Being able to see a deer clearly in the grass into low light to the point where they disapear to the naked eye but are clearly visible through the S&B.
The Flashdot #9 is sort of a cross between a German # 4 and an Eotech. The scope has a standard thin reticle in the center section with the illumination off. When turned on, it projects a small, perfectly defined red dot at the crosshair intersection. This is revolutionary, because during the day when shooting at distances, you have a standard thin crosshair intersection which allows you to shoot very tight groups. When darkness starts to fall and you start to lose the reticle, turning on the illumination just projects a small red dot at the crosshair intersection. So many scopes have a black dot, say 1 MOA in the center that becomes lit up. That’s fine at 100 yards but that dot becomes 3? at 300, fine I guess for quick COM shots, but takes away the real precision of a good gun.\
There are 11 settings of illumination, both day and night time optimized settings.
There is an off position between each setting and it turns itself off after 6 hours, additionally, there is a spare battery in one of turret caps.. nice touches
My experience with most scopes that anything more than a small, dimly lit dot is too much for actual hunting in true low light (think deer at the last moments of legal hunting where you might not even be able to see them without a great scope)
For hog hunting at night by moonlight, an activity that’s legal in Texas and very popular in Germany where S&Bs are designed, tested and manufactured. No wonder they got the night time illumination right! Way too many scopes are too bright even at the lowest setting and cause your iris to contract effectively killing your ability to see in very low light or darkness.
In short, I have tried a LOT of different scopes over the years and feel that for this application, which covers about 99% of my hunting needs this scope is about as close to perfect as you can get.
So many products seem to do one thing right but fail elsewhere.
It’s a challenge both from a design and manufacturing standpoint to get it ALL right, especially when trying to hit a price point.
S&B clearly has done their homework and provided an absolute state of the art riflescope.
Is it expensive? yes
Is it worth the asking price? Well, frankly, only YOU can determine that.

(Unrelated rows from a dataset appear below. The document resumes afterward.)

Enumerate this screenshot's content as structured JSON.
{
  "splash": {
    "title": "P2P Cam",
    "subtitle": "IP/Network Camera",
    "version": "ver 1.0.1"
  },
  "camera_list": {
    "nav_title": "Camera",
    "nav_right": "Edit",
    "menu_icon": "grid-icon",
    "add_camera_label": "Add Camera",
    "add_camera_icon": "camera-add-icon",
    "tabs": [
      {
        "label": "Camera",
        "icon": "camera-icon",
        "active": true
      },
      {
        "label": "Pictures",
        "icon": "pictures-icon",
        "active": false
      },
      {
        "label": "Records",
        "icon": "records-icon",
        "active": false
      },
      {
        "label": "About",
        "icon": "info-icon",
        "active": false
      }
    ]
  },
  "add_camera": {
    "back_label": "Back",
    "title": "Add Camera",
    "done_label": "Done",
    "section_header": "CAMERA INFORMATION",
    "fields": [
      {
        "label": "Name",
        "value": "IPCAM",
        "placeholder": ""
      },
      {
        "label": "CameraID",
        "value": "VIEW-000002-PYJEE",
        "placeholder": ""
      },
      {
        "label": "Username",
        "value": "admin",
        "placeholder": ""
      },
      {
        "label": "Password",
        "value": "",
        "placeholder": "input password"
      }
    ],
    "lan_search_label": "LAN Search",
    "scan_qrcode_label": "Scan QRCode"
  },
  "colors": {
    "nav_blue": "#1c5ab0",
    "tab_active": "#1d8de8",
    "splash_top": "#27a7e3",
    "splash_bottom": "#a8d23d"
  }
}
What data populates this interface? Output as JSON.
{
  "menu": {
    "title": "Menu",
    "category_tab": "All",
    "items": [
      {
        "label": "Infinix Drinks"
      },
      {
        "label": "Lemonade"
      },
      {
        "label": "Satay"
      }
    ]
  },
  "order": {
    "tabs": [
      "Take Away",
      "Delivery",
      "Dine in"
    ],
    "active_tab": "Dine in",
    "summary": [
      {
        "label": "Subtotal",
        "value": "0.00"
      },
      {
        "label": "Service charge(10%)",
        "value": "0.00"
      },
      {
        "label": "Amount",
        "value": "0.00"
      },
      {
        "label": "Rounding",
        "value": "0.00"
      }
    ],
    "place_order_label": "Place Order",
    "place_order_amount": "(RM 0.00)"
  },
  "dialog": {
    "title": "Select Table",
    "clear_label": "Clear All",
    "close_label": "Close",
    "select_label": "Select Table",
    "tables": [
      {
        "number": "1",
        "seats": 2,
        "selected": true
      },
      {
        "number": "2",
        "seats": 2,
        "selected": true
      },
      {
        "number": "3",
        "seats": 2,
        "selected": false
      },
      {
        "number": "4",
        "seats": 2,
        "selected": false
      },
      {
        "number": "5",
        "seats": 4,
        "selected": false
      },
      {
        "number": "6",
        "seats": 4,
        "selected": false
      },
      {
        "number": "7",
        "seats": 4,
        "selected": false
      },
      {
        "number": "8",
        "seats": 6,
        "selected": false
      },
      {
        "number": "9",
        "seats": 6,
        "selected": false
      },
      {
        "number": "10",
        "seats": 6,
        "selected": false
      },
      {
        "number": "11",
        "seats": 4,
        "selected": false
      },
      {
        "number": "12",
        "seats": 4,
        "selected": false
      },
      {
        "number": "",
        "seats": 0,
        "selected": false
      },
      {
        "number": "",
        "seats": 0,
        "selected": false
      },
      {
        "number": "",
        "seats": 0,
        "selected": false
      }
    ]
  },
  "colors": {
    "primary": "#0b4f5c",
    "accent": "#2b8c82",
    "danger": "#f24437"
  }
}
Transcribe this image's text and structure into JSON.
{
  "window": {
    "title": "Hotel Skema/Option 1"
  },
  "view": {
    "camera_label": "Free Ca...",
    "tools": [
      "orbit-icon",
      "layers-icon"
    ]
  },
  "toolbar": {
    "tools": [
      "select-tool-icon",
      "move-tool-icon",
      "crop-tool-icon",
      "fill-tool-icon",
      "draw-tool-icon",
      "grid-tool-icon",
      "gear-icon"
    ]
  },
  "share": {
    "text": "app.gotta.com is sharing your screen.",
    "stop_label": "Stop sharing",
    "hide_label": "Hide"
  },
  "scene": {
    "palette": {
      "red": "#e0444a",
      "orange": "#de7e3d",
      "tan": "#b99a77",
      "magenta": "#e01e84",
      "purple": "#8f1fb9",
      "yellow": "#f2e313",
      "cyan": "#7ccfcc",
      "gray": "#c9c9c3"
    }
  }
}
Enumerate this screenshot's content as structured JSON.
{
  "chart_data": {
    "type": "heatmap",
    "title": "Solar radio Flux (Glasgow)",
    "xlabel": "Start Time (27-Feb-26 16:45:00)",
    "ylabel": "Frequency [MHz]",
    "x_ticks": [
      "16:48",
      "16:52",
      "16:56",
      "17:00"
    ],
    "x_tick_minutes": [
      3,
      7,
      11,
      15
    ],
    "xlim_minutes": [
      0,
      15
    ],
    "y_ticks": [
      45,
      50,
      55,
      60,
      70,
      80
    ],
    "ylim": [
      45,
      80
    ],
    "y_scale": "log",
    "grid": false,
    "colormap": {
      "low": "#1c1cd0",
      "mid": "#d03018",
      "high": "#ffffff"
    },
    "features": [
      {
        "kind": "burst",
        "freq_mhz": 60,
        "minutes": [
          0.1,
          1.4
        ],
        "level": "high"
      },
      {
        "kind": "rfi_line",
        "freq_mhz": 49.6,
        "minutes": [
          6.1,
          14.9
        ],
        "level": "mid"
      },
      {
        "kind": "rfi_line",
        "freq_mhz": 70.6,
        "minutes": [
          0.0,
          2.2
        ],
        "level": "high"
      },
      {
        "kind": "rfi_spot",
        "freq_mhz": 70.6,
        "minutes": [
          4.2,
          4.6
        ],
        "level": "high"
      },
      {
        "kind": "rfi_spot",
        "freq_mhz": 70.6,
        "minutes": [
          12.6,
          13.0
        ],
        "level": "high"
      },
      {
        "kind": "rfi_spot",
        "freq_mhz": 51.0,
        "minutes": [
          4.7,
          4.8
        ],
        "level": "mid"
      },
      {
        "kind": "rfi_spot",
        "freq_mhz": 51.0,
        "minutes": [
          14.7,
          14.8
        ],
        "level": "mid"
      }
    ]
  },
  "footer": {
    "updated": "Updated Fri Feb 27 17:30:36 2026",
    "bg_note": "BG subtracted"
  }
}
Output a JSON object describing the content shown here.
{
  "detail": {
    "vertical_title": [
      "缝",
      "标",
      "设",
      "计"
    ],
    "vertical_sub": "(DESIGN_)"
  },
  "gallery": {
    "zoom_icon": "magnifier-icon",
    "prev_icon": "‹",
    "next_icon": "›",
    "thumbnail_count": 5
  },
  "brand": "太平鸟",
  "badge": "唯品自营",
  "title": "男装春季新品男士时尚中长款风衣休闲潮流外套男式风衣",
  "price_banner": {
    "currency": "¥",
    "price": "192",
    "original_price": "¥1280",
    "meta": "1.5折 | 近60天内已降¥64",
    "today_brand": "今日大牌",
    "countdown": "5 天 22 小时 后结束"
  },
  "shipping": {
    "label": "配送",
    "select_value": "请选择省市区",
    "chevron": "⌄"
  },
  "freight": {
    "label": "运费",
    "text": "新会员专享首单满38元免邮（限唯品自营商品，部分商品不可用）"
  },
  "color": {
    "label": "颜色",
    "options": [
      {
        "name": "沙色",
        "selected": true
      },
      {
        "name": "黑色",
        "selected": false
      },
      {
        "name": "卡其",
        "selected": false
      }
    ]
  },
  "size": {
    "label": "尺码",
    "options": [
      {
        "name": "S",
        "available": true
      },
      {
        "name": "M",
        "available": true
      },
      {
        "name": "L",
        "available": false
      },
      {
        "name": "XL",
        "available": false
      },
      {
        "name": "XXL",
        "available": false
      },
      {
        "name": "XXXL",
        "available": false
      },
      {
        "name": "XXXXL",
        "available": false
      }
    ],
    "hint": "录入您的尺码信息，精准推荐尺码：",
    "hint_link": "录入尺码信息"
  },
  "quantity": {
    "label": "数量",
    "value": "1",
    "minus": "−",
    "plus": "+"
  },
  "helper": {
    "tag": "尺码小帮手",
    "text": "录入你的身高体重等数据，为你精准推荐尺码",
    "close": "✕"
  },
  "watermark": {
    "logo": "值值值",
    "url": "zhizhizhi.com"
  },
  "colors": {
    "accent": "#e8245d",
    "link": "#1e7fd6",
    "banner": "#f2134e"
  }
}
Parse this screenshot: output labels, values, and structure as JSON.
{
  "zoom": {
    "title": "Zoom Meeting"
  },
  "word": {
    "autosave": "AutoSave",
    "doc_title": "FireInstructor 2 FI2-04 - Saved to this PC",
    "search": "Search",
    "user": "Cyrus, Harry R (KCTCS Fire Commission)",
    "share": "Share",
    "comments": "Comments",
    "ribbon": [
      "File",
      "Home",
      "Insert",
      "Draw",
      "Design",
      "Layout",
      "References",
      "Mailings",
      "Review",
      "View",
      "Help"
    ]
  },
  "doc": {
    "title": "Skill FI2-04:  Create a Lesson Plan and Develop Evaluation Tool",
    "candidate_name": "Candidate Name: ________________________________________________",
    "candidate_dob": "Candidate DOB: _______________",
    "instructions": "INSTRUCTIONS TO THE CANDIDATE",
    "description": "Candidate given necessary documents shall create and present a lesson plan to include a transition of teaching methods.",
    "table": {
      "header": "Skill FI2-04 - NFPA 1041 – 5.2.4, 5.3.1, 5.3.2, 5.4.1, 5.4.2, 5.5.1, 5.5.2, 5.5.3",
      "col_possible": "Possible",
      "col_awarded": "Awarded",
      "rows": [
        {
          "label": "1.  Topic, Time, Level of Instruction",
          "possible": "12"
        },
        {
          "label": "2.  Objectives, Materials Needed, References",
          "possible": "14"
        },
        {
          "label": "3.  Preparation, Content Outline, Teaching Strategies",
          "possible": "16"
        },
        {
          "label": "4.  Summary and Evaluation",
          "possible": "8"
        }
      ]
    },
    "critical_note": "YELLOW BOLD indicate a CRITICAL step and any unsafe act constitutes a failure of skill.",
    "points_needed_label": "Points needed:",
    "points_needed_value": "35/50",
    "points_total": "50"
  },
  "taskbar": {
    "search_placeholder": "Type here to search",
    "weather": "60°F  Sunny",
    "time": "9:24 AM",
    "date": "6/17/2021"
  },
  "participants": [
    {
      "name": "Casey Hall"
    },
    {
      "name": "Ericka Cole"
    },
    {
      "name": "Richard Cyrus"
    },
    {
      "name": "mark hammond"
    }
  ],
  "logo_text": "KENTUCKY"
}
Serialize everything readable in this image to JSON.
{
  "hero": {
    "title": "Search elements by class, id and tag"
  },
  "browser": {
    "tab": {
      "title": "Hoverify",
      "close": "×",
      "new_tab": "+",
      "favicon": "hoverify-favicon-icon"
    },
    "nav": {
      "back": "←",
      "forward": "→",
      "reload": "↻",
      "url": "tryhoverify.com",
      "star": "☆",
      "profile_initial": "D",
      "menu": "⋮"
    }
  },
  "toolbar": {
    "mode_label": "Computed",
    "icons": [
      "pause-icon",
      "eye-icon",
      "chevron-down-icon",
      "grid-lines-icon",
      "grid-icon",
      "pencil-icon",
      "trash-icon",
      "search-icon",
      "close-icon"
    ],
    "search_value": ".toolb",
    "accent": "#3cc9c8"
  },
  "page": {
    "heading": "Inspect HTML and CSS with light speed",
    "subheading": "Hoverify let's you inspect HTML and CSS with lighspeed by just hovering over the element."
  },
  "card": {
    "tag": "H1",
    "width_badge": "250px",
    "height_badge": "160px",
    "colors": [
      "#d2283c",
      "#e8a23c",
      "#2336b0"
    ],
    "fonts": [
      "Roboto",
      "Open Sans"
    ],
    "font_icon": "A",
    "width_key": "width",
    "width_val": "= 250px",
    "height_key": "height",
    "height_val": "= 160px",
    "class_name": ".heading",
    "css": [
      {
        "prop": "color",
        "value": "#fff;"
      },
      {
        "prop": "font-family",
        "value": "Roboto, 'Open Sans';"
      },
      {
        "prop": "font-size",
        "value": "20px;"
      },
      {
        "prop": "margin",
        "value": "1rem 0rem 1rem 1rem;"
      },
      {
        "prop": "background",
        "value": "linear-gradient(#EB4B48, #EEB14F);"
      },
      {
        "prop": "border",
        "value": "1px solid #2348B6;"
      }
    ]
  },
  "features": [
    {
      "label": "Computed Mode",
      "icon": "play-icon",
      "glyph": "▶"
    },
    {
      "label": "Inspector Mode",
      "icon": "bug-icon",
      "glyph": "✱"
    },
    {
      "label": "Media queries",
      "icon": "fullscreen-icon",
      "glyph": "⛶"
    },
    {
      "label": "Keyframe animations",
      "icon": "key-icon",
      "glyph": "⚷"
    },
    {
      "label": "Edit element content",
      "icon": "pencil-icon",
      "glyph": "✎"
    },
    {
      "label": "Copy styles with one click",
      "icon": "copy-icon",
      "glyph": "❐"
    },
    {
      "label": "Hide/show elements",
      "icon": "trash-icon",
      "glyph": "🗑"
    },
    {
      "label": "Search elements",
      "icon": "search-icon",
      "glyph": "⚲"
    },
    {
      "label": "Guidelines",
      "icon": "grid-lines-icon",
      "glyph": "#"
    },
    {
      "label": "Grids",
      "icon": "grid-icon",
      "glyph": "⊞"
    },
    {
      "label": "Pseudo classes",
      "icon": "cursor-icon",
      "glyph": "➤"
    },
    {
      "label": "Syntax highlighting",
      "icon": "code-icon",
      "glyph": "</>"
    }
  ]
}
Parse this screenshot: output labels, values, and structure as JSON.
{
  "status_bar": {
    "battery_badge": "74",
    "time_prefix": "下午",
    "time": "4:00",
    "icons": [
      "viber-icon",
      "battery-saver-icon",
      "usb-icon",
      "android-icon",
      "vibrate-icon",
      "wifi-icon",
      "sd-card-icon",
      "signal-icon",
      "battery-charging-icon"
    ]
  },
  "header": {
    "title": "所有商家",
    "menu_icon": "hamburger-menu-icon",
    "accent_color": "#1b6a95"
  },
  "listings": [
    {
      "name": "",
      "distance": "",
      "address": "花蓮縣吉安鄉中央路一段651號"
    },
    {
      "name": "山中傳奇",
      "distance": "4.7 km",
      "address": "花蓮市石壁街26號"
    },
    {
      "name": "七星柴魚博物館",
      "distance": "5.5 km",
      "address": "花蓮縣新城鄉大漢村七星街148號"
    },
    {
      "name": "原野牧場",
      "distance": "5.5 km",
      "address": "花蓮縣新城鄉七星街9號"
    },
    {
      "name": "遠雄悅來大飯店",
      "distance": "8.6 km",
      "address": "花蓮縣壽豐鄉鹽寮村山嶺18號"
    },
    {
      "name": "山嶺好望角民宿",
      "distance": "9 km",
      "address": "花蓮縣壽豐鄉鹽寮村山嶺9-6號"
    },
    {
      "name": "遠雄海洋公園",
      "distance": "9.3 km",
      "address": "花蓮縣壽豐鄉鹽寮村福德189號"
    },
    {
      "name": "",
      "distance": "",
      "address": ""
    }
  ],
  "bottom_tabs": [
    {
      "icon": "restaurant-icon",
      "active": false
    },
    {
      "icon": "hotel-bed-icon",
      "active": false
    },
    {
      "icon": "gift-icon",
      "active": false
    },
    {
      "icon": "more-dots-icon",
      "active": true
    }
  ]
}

But, if you want the best riflescope you can get, with zero compromises and are willing to pay for that level of perfection, then I can say without reservation that yes, it is absolutely worth every penny.
I have tested this scope in both hunting conditions and at the range, from 10 yards out to 500. It flat out works.
I got to test it recently on a hunt and use in very, very low light
I have taken hogs well past legal deer hunting time at close to 300 yards on a dark moonless night.
I shot a boar on the run while out stalk hunting with it at 1.5x and the dot on, it worked out perfectly, well, not for the hog..
A Wilson Combat 6.8 AR, topped with a S&B scope and launching Barnes bullets is bad pig medicine!